• _Problem details_:
With all images omitted, write out the records word for word.

• _Information supplied_:
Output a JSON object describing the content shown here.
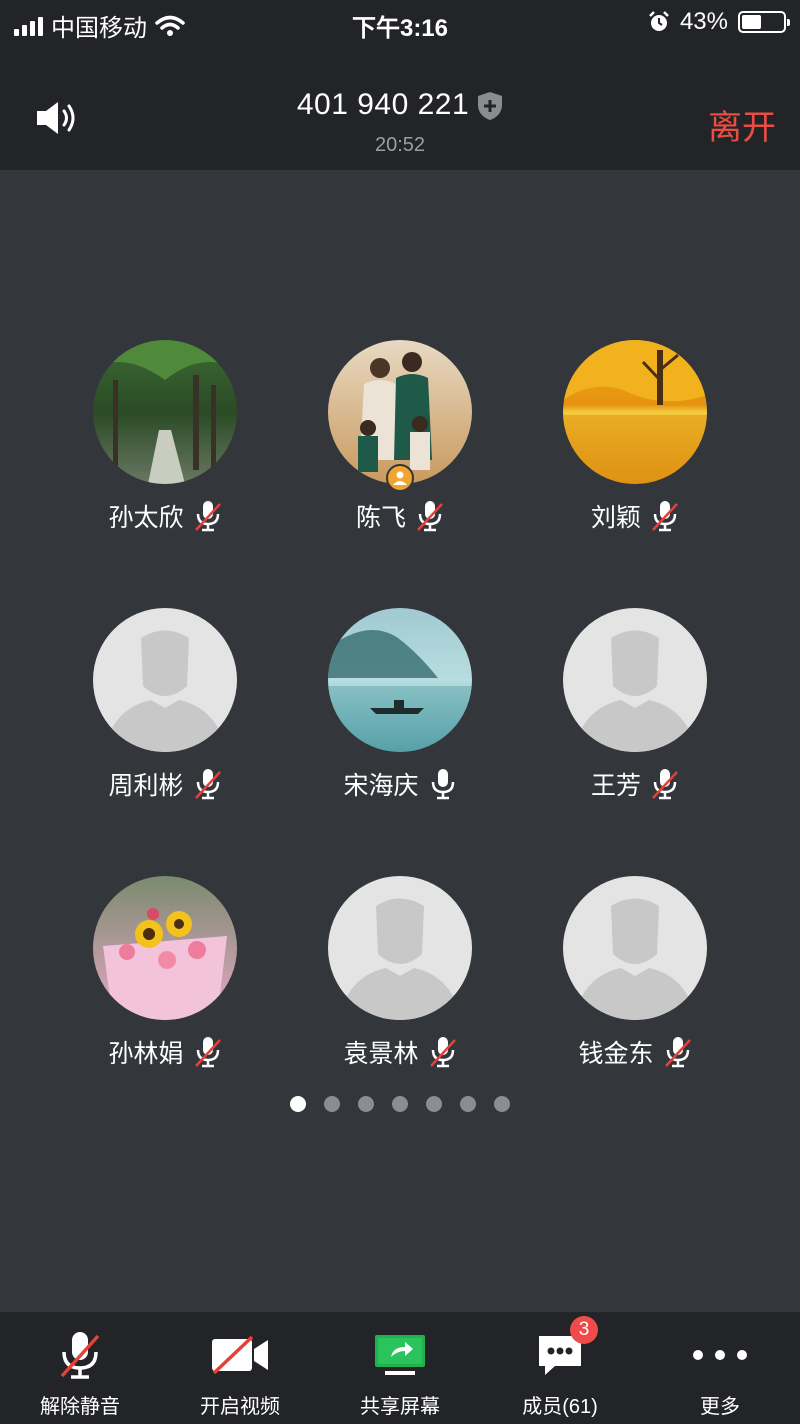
{
  "status_bar": {
    "carrier": "中国移动",
    "time": "下午3:16",
    "battery": "43%",
    "battery_level": 0.43
  },
  "header": {
    "meeting_id": "401 940 221",
    "duration": "20:52",
    "leave_label": "离开",
    "leave_color": "#ea4d43"
  },
  "participants": [
    {
      "name": "孙太欣",
      "mic": "muted",
      "avatar": "forest-path-photo"
    },
    {
      "name": "陈飞",
      "mic": "muted",
      "avatar": "family-photo",
      "host": true
    },
    {
      "name": "刘颖",
      "mic": "muted",
      "avatar": "autumn-tree-photo"
    },
    {
      "name": "周利彬",
      "mic": "muted",
      "avatar": "default-person"
    },
    {
      "name": "宋海庆",
      "mic": "on",
      "avatar": "misty-lake-boat-photo"
    },
    {
      "name": "王芳",
      "mic": "muted",
      "avatar": "default-person"
    },
    {
      "name": "孙林娟",
      "mic": "muted",
      "avatar": "flower-bouquet-photo"
    },
    {
      "name": "袁景林",
      "mic": "muted",
      "avatar": "default-person"
    },
    {
      "name": "钱金东",
      "mic": "muted",
      "avatar": "default-person"
    }
  ],
  "pager": {
    "pages": 7,
    "current": 1
  },
  "toolbar": {
    "unmute": "解除静音",
    "video": "开启视频",
    "share": "共享屏幕",
    "members": "成员(61)",
    "members_badge": "3",
    "more": "更多"
  }
}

• _Final answer_:
Output a JSON object describing the content shown here.
{
  "status_bar": {
    "carrier": "中国移动",
    "time": "下午3:16",
    "battery": "43%",
    "battery_level": 0.43
  },
  "header": {
    "meeting_id": "401 940 221",
    "duration": "20:52",
    "leave_label": "离开",
    "leave_color": "#ea4d43"
  },
  "participants": [
    {
      "name": "孙太欣",
      "mic": "muted",
      "avatar": "forest-path-photo"
    },
    {
      "name": "陈飞",
      "mic": "muted",
      "avatar": "family-photo",
      "host": true
    },
    {
      "name": "刘颖",
      "mic": "muted",
      "avatar": "autumn-tree-photo"
    },
    {
      "name": "周利彬",
      "mic": "muted",
      "avatar": "default-person"
    },
    {
      "name": "宋海庆",
      "mic": "on",
      "avatar": "misty-lake-boat-photo"
    },
    {
      "name": "王芳",
      "mic": "muted",
      "avatar": "default-person"
    },
    {
      "name": "孙林娟",
      "mic": "muted",
      "avatar": "flower-bouquet-photo"
    },
    {
      "name": "袁景林",
      "mic": "muted",
      "avatar": "default-person"
    },
    {
      "name": "钱金东",
      "mic": "muted",
      "avatar": "default-person"
    }
  ],
  "pager": {
    "pages": 7,
    "current": 1
  },
  "toolbar": {
    "unmute": "解除静音",
    "video": "开启视频",
    "share": "共享屏幕",
    "members": "成员(61)",
    "members_badge": "3",
    "more": "更多"
  }
}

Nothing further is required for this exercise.